Female-fertile florets 1. Lemmas caudate-acuminate; not becoming indurated; entire; pointed; awnless; hairless; non-carinate; without a germination flap; 11–17 nerved. Palea present (sulcate between the two principal nerves); relatively long; entire (pointed); awnless, without apical setae; several nerved (8–12). Lodicules present; 2; free; membranous; glabrous. Stamens 0 (6 rudiments only). Ovary apically glabrous. Styles fused (into one, long). Stigmas 2; creamy white.

Fruit, embryo and seedling. Fruit free from both lemma and palea; medium sized (6–7 mm long); fusiform; slightly longitudinally grooved; not noticeably compressed. Hilum long-linear. Embryo small (about 1/6 the length of the fruit).

Abaxial leaf blade epidermis. Costal/intercostal zonation conspicuous. Papillae absent. Intercostal zones exhibiting many atypical long-cells (many being rather short). Mid-intercostal long-cells having markedly sinuous walls (thin walled). Microhairs present; panicoid-type; 42–50 microns long.
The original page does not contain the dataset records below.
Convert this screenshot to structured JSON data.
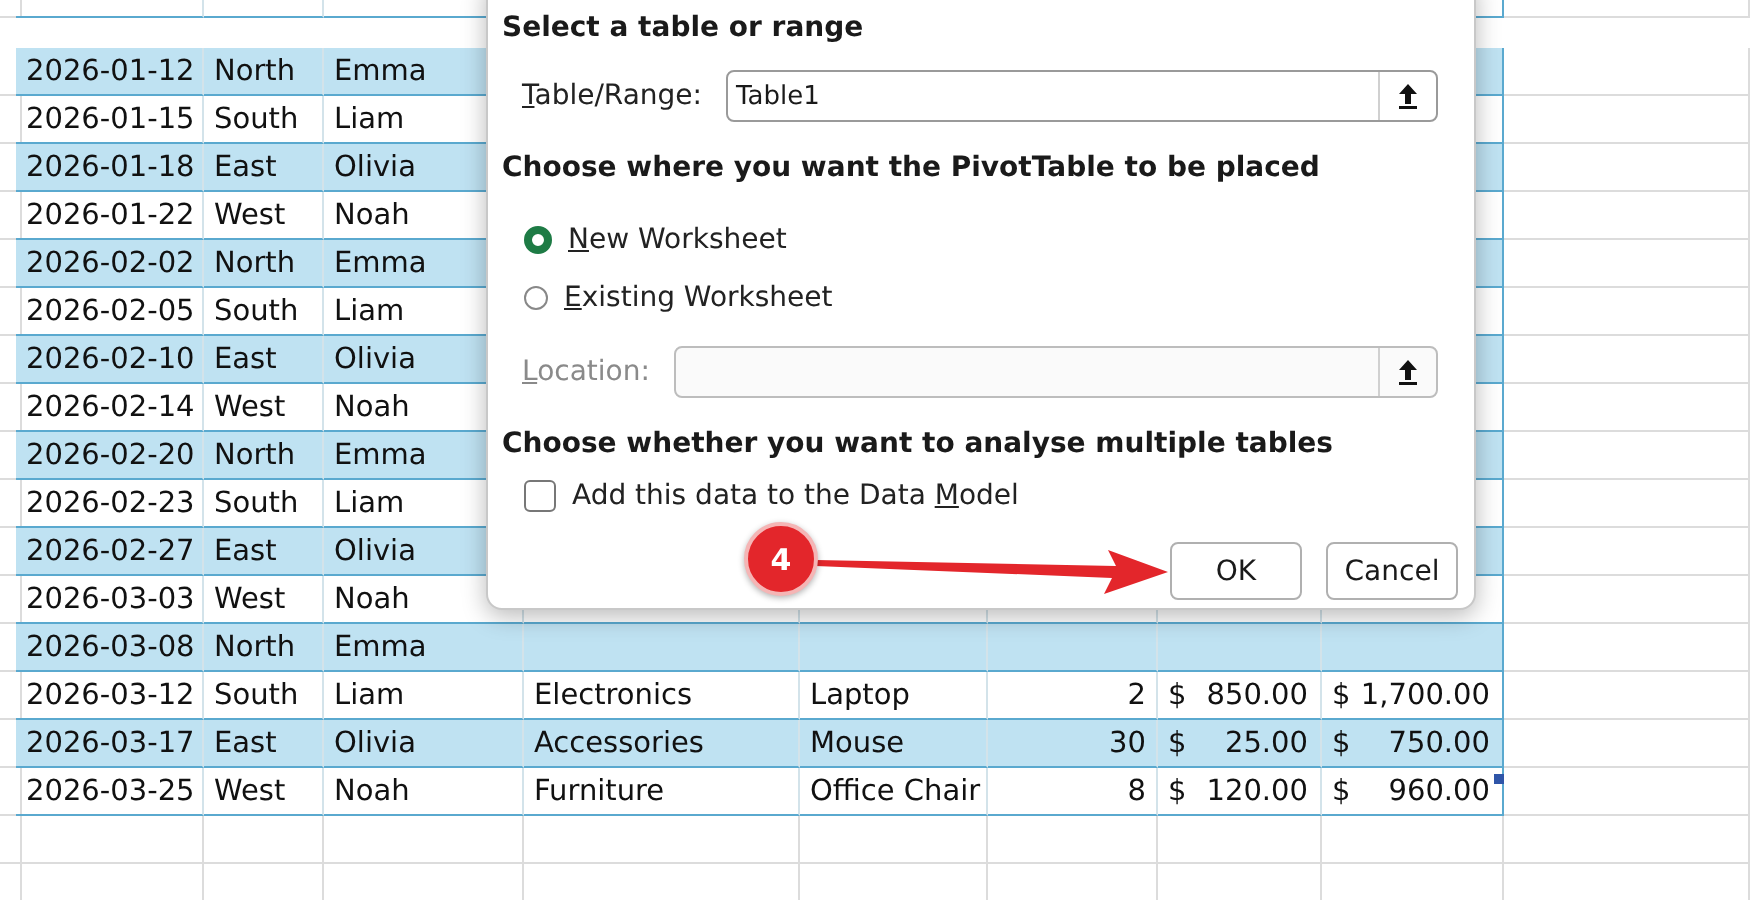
{
  "table": {
    "rows": [
      {
        "date": "2026-01-12",
        "region": "North",
        "name": "Emma"
      },
      {
        "date": "2026-01-15",
        "region": "South",
        "name": "Liam"
      },
      {
        "date": "2026-01-18",
        "region": "East",
        "name": "Olivia"
      },
      {
        "date": "2026-01-22",
        "region": "West",
        "name": "Noah"
      },
      {
        "date": "2026-02-02",
        "region": "North",
        "name": "Emma"
      },
      {
        "date": "2026-02-05",
        "region": "South",
        "name": "Liam"
      },
      {
        "date": "2026-02-10",
        "region": "East",
        "name": "Olivia"
      },
      {
        "date": "2026-02-14",
        "region": "West",
        "name": "Noah"
      },
      {
        "date": "2026-02-20",
        "region": "North",
        "name": "Emma"
      },
      {
        "date": "2026-02-23",
        "region": "South",
        "name": "Liam"
      },
      {
        "date": "2026-02-27",
        "region": "East",
        "name": "Olivia"
      },
      {
        "date": "2026-03-03",
        "region": "West",
        "name": "Noah"
      },
      {
        "date": "2026-03-08",
        "region": "North",
        "name": "Emma"
      },
      {
        "date": "2026-03-12",
        "region": "South",
        "name": "Liam",
        "category": "Electronics",
        "product": "Laptop",
        "quantity": "2",
        "price": {
          "symbol": "$",
          "amount": "850.00"
        },
        "total": {
          "symbol": "$",
          "amount": "1,700.00"
        }
      },
      {
        "date": "2026-03-17",
        "region": "East",
        "name": "Olivia",
        "category": "Accessories",
        "product": "Mouse",
        "quantity": "30",
        "price": {
          "symbol": "$",
          "amount": "25.00"
        },
        "total": {
          "symbol": "$",
          "amount": "750.00"
        }
      },
      {
        "date": "2026-03-25",
        "region": "West",
        "name": "Noah",
        "category": "Furniture",
        "product": "Office Chair",
        "quantity": "8",
        "price": {
          "symbol": "$",
          "amount": "120.00"
        },
        "total": {
          "symbol": "$",
          "amount": "960.00"
        }
      }
    ]
  },
  "dialog": {
    "source_heading": "Select a table or range",
    "range_field": {
      "label": {
        "key": "T",
        "after": "able/Range:"
      },
      "value": "Table1"
    },
    "placement_heading": "Choose where you want the PivotTable to be placed",
    "placement_options": [
      {
        "label": {
          "key": "N",
          "after": "ew Worksheet"
        },
        "selected": true
      },
      {
        "label": {
          "key": "E",
          "after": "xisting Worksheet"
        },
        "selected": false
      }
    ],
    "location_field": {
      "label": {
        "key": "L",
        "after": "ocation:"
      },
      "disabled": true
    },
    "model_heading": "Choose whether you want to analyse multiple tables",
    "model_checkbox": {
      "label": {
        "before": "Add this data to the Data ",
        "key": "M",
        "after": "odel"
      },
      "checked": false
    },
    "buttons": [
      "OK",
      "Cancel"
    ]
  },
  "callout": {
    "number": "4"
  }
}
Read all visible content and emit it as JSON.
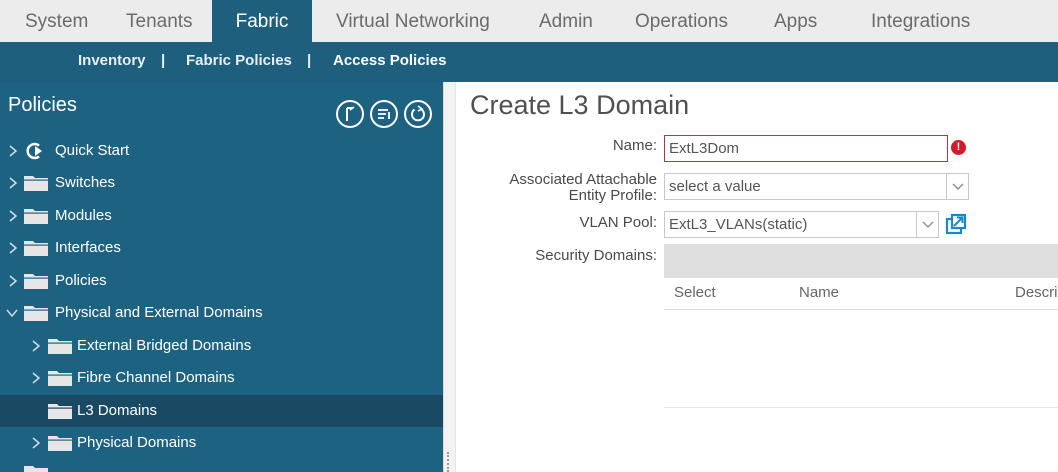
{
  "topnav": {
    "tabs": [
      {
        "label": "System"
      },
      {
        "label": "Tenants"
      },
      {
        "label": "Fabric",
        "active": true
      },
      {
        "label": "Virtual Networking"
      },
      {
        "label": "Admin"
      },
      {
        "label": "Operations"
      },
      {
        "label": "Apps"
      },
      {
        "label": "Integrations"
      }
    ]
  },
  "subnav": {
    "items": [
      {
        "label": "Inventory"
      },
      {
        "label": "Fabric Policies"
      },
      {
        "label": "Access Policies",
        "active": true
      }
    ],
    "separator": "|"
  },
  "sidebar": {
    "title": "Policies",
    "tree": [
      {
        "label": "Quick Start",
        "icon": "quick-start-icon"
      },
      {
        "label": "Switches",
        "icon": "folder-icon"
      },
      {
        "label": "Modules",
        "icon": "folder-icon"
      },
      {
        "label": "Interfaces",
        "icon": "folder-icon"
      },
      {
        "label": "Policies",
        "icon": "folder-icon"
      },
      {
        "label": "Physical and External Domains",
        "icon": "folder-icon",
        "expanded": true
      },
      {
        "label": "External Bridged Domains",
        "icon": "folder-icon"
      },
      {
        "label": "Fibre Channel Domains",
        "icon": "folder-icon"
      },
      {
        "label": "L3 Domains",
        "icon": "folder-icon",
        "selected": true
      },
      {
        "label": "Physical Domains",
        "icon": "folder-icon"
      }
    ]
  },
  "form": {
    "title": "Create L3 Domain",
    "name_label": "Name:",
    "name_value": "ExtL3Dom",
    "aaep_label_line1": "Associated Attachable",
    "aaep_label_line2": "Entity Profile:",
    "aaep_placeholder": "select a value",
    "vlan_label": "VLAN Pool:",
    "vlan_value": "ExtL3_VLANs(static)",
    "security_label": "Security Domains:",
    "table_headers": [
      "Select",
      "Name",
      "Descri"
    ],
    "error_glyph": "!"
  },
  "colors": {
    "nav_active": "#1e5f7e",
    "sidebar_bg": "#1e6282",
    "selected_row": "#1a4a63",
    "error": "#d21a2d",
    "link_icon": "#1b87c9"
  }
}
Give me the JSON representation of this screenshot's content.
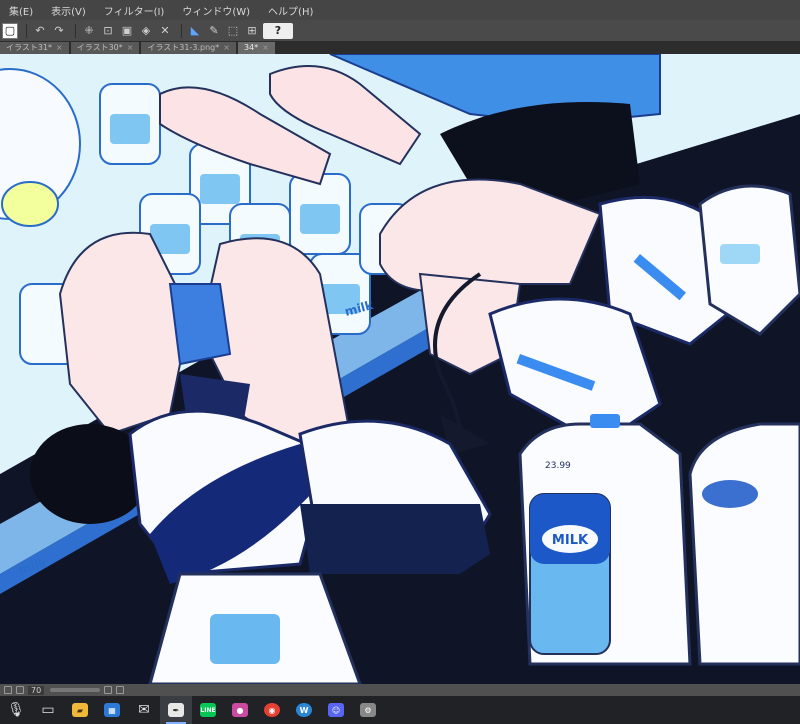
{
  "menu": {
    "items": [
      "集(E)",
      "表示(V)",
      "フィルター(I)",
      "ウィンドウ(W)",
      "ヘルプ(H)"
    ]
  },
  "toolbar": {
    "help_label": "?"
  },
  "tabs": [
    {
      "label": "イラスト31*"
    },
    {
      "label": "イラスト30*"
    },
    {
      "label": "イラスト31-3.png*"
    },
    {
      "label": "34*"
    }
  ],
  "artwork": {
    "milk_label_large": "MILK",
    "milk_label_small": "milk",
    "bottle_price": "23.99",
    "colors": {
      "background": "#dff3fb",
      "blue": "#2f7fe0",
      "navy": "#1d2b5e",
      "dark": "#171b2e",
      "skin": "#f9dfe0",
      "white": "#fbfcff"
    }
  },
  "statusbar": {
    "zoom": "70"
  },
  "taskbar": {
    "icons": [
      "microphone-icon",
      "task-view-icon",
      "file-explorer-icon",
      "store-icon",
      "mail-icon",
      "clip-studio-icon",
      "line-icon",
      "paint-icon",
      "chrome-icon",
      "wacom-icon",
      "discord-icon",
      "settings-icon"
    ],
    "line_label": "LINE",
    "wacom_label": "W"
  }
}
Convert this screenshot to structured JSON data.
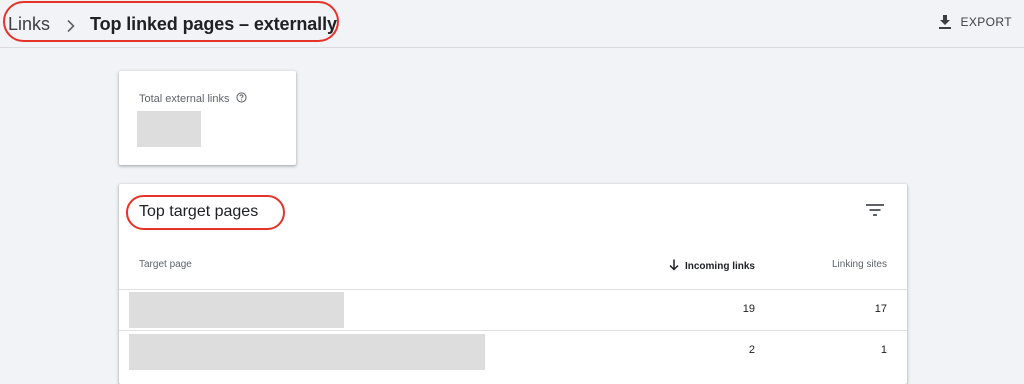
{
  "header": {
    "breadcrumb_root": "Links",
    "breadcrumb_current": "Top linked pages – externally",
    "export_label": "EXPORT"
  },
  "summary": {
    "title": "Total external links",
    "help_icon": "help-circle-icon",
    "value": ""
  },
  "table": {
    "title": "Top target pages",
    "filter_icon": "filter-list-icon",
    "columns": {
      "target": "Target page",
      "incoming": "Incoming links",
      "linking": "Linking sites"
    },
    "sort_icon": "arrow-down-icon",
    "rows": [
      {
        "target": "",
        "incoming": "19",
        "linking": "17"
      },
      {
        "target": "",
        "incoming": "2",
        "linking": "1"
      }
    ]
  },
  "colors": {
    "annotation": "#e6332a",
    "background": "#f1f3f6"
  }
}
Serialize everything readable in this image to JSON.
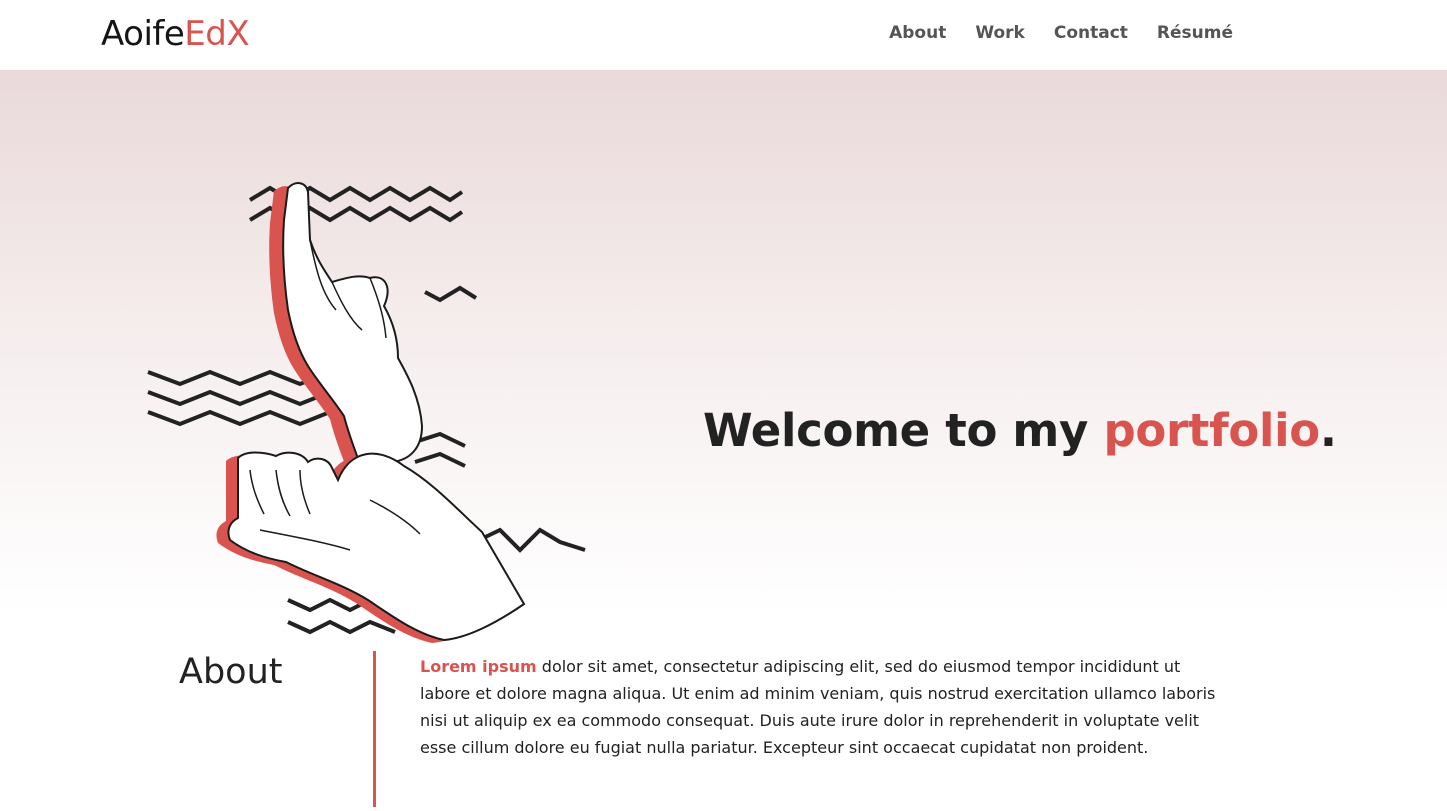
{
  "brand": {
    "part1": "Aoife",
    "part2": "EdX"
  },
  "nav": {
    "items": [
      {
        "label": "About"
      },
      {
        "label": "Work"
      },
      {
        "label": "Contact"
      },
      {
        "label": "Résumé"
      }
    ]
  },
  "hero": {
    "heading_prefix": "Welcome to my ",
    "heading_accent": "portfolio",
    "heading_suffix": "."
  },
  "about": {
    "title": "About",
    "lead": "Lorem ipsum",
    "text": " dolor sit amet, consectetur adipiscing elit, sed do eiusmod tempor incididunt ut labore et dolore magna aliqua. Ut enim ad minim veniam, quis nostrud exercitation ullamco laboris nisi ut aliquip ex ea commodo consequat. Duis aute irure dolor in reprehenderit in voluptate velit esse cillum dolore eu fugiat nulla pariatur. Excepteur sint occaecat cupidatat non proident."
  },
  "colors": {
    "accent": "#d9534f",
    "text": "#222222",
    "nav_text": "#555555",
    "hero_top": "#e9d9da"
  },
  "icons": {
    "hero_illustration": "hands-illustration"
  }
}
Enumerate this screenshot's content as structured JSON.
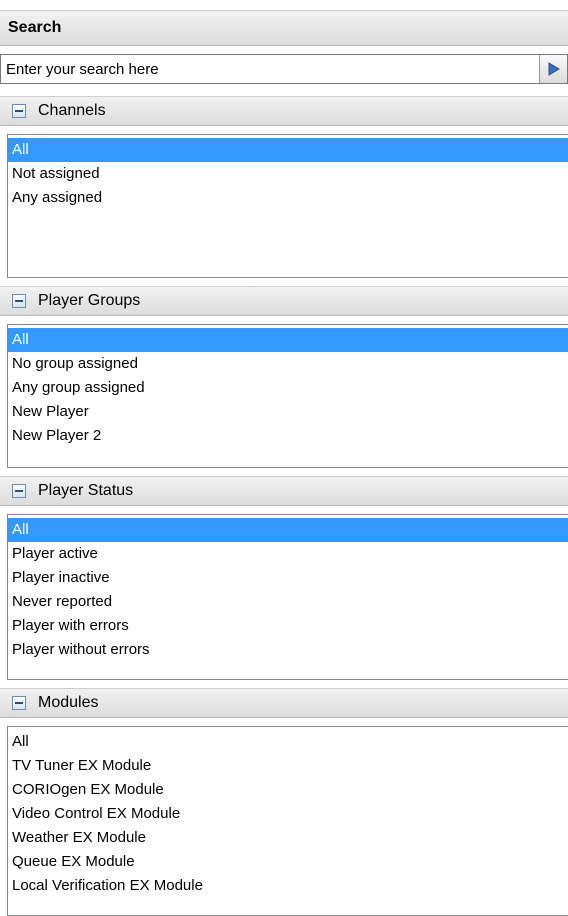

Microhair apical cells 25–30 microns long. Microhair apical cell/total length ratio 0.6. Stomata common. Subsidiaries triangular. Intercostal short-cells common; in cork/silica-cell pairs; silicified. Intercostal silica bodies tall-and-narrow, or tall-and-narrow and oryzoid-type. Macrohairs present. Costal short-cells conspicuously in long rows. Costal silica bodies oryzoid (mostly), or saddle shaped (tendency), or ‘panicoid-type’ (tendency); when panicoid type, tending to cross shaped; not sharp-pointed.

Transverse section of leaf blade, physiology. C3; XyMS+. Mesophyll with non-radiate chlorenchyma; with arm cells; without fusoids. Leaf blade adaxially flat. Midrib conspicuous; having a conventional arc of bundles (a median bundle and 2 small laterals). Bulliforms present in discrete, regular adaxial groups; in simple fans (the groups wide). All the vascular bundles accompanied by sclerenchyma. Combined sclerenchyma girders present; forming ‘figures’. Sclerenchyma all associated with vascular bundles.

Special diagnostic feature. Spikelets borne on one side of a broad, leaflike rachis.

Cytology. Chromosome base number, x = 12. 2n = 24. 2 ploid.

Classification. Watson & Dallwitz (1994): Bambusoideae; Oryzodae; Phyllorhachideae. Soreng et al. (2015): Oryzoideae; Phyllorachideae (or Oryzeae). 1 species (P. sagittata).

Distribution, phytogeography, ecology. Southern tropical Africa.

Mesophytic; shade species; glycophytic. In riverine forests.

References, etc. Leaf anatomical: Metcalfe 1960.

Illustrations. • P. sagittata: Jacques-Félix, 1962. • P. sagittata, leaf blade anatomy: Jacques-Félix, 1962

We advise against extracting comparative information from the descriptions. This is much more easily achieved using the DELTA data files or the interactive key, which allows access to the character list, illustrations, full and partial descriptions, diagnostic descriptions, differences and similarities between taxa, lists of taxa exhibiting or lacking specified attributes, distributions of character states within any set of taxa, geographical distribution, and classifications. See also Guidelines for using data taken from Web publications.

Cite this publication as: ‘Watson, L., Macfarlane, T.D., and Dallwitz, M.J. 1992 onwards. The grass genera of the world: descriptions, illustrations, identification, and information retrieval; including synonyms, morphology, anatomy, physiology, phytochemistry, cytology, classification, pathogens, world and local distribution, and references. Version: 11th December 2017.’.